(Data extracted from a collection)
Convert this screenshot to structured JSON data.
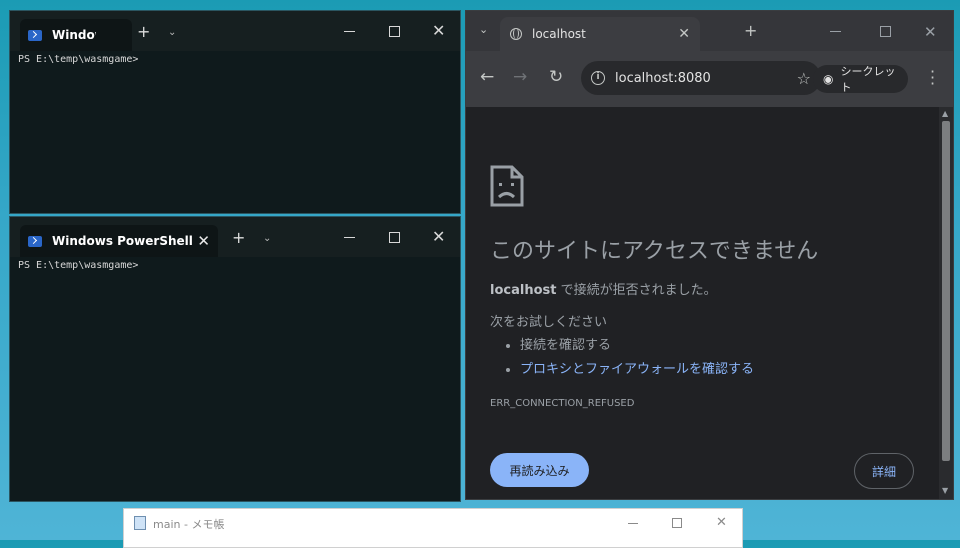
{
  "terminal_top": {
    "tab_title": "Windows PowerShell",
    "prompt": "PS E:\\temp\\wasmgame>"
  },
  "terminal_bottom": {
    "tab_title": "Windows PowerShell",
    "prompt": "PS E:\\temp\\wasmgame>"
  },
  "browser": {
    "tab_title": "localhost",
    "url": "localhost:8080",
    "incognito_label": "シークレット",
    "error": {
      "title": "このサイトにアクセスできません",
      "host": "localhost",
      "message": " で接続が拒否されました。",
      "try_label": "次をお試しください",
      "suggestions": [
        {
          "text": "接続を確認する",
          "link": false
        },
        {
          "text": "プロキシとファイアウォールを確認する",
          "link": true
        }
      ],
      "code": "ERR_CONNECTION_REFUSED",
      "reload_label": "再読み込み",
      "details_label": "詳細"
    }
  },
  "notepad": {
    "title": "main - メモ帳"
  },
  "colors": {
    "link": "#8ab4f8",
    "terminal_bg": "#0f1a1c",
    "browser_bg": "#202124"
  }
}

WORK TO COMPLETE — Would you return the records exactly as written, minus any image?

SOLUTION FOR THIS EXERCISE —
Convert this screenshot to structured JSON data.
{
  "terminal_top": {
    "tab_title": "Windows PowerShell",
    "prompt": "PS E:\\temp\\wasmgame>"
  },
  "terminal_bottom": {
    "tab_title": "Windows PowerShell",
    "prompt": "PS E:\\temp\\wasmgame>"
  },
  "browser": {
    "tab_title": "localhost",
    "url": "localhost:8080",
    "incognito_label": "シークレット",
    "error": {
      "title": "このサイトにアクセスできません",
      "host": "localhost",
      "message": " で接続が拒否されました。",
      "try_label": "次をお試しください",
      "suggestions": [
        {
          "text": "接続を確認する",
          "link": false
        },
        {
          "text": "プロキシとファイアウォールを確認する",
          "link": true
        }
      ],
      "code": "ERR_CONNECTION_REFUSED",
      "reload_label": "再読み込み",
      "details_label": "詳細"
    }
  },
  "notepad": {
    "title": "main - メモ帳"
  },
  "colors": {
    "link": "#8ab4f8",
    "terminal_bg": "#0f1a1c",
    "browser_bg": "#202124"
  }
}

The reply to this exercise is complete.